Marion Smykowski, Loading airmail, late 1930s, in Detroit. Marion’s father, Leo, can be seen at his store in a photo in the History of Detroit article.  (Photo credit: Wikipedia)

It sometimes astounds me how the likes of Amazon and marketplace sellers who trade via the sell-anything leviathan make money.  It is of course economies of scale, selling cheap but selling many still works but there are times when the numbers just seem impossible to add up.

Take for example a headphone adaptor I bought.  When I ordered it it said it would take up to five weeks to be delivered, the next day it said it had been dispatched but would take a fortnight to get to me.  Even my favorite couriers couldn’t take that long, where was it coming from, I laughed, China?  It was Singapore to be precise, by Air Mail.

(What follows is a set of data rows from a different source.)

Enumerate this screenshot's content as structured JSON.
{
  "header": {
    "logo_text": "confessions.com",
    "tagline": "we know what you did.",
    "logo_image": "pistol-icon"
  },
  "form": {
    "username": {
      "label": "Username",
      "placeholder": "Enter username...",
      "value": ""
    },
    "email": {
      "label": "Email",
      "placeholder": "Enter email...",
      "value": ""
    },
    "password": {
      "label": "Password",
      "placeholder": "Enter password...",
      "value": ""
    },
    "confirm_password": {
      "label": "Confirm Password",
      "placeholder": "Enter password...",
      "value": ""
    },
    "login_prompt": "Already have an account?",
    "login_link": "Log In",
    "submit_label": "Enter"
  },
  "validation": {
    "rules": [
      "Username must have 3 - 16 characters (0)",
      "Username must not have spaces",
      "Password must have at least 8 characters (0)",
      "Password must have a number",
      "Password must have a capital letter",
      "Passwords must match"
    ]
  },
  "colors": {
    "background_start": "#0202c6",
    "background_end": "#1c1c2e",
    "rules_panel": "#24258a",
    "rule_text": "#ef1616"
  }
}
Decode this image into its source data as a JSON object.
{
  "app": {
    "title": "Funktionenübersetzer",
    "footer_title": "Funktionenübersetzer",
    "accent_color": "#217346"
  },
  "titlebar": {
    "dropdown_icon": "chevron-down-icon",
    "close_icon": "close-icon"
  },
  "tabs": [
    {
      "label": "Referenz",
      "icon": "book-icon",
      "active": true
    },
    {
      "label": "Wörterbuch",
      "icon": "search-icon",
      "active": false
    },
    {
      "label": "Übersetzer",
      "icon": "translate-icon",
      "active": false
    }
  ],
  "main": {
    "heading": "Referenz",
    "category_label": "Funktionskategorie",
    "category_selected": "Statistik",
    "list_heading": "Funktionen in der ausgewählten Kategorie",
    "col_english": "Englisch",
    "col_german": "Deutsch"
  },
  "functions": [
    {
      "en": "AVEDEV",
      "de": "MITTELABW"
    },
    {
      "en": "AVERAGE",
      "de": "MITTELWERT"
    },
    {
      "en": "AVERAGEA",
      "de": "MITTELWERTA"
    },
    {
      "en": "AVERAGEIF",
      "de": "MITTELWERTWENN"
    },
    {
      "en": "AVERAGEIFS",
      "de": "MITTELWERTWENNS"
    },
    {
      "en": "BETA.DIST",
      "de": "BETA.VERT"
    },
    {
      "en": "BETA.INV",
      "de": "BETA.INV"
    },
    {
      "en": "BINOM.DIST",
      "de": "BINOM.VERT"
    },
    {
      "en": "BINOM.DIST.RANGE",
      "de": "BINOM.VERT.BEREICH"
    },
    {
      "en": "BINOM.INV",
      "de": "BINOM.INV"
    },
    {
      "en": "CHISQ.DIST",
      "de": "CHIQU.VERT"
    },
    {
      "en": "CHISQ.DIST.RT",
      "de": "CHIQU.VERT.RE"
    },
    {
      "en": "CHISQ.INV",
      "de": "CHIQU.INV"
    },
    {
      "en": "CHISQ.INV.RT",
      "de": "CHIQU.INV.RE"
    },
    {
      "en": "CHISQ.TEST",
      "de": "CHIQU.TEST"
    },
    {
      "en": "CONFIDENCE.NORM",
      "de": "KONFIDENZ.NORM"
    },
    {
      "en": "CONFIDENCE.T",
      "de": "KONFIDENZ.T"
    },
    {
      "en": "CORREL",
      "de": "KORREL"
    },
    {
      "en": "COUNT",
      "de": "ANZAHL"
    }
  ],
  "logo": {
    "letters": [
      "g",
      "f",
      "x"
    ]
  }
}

The two week travel time still had be envisioning old DC3s full of mailbags but in reality it was no doubt transported along with thousands of other bits and pieces in a cargo 747.  Again it’s that sharing of the cost of the flight amongst all the other items that meant I still only paid £1.99 postage (it cost me nearly as much to post a package a hundred miles across Britain last month) but still it’s another example of our modern global commerce and I wonder how many tiny adaptors are flying around above our heads, enroute to exotic locations.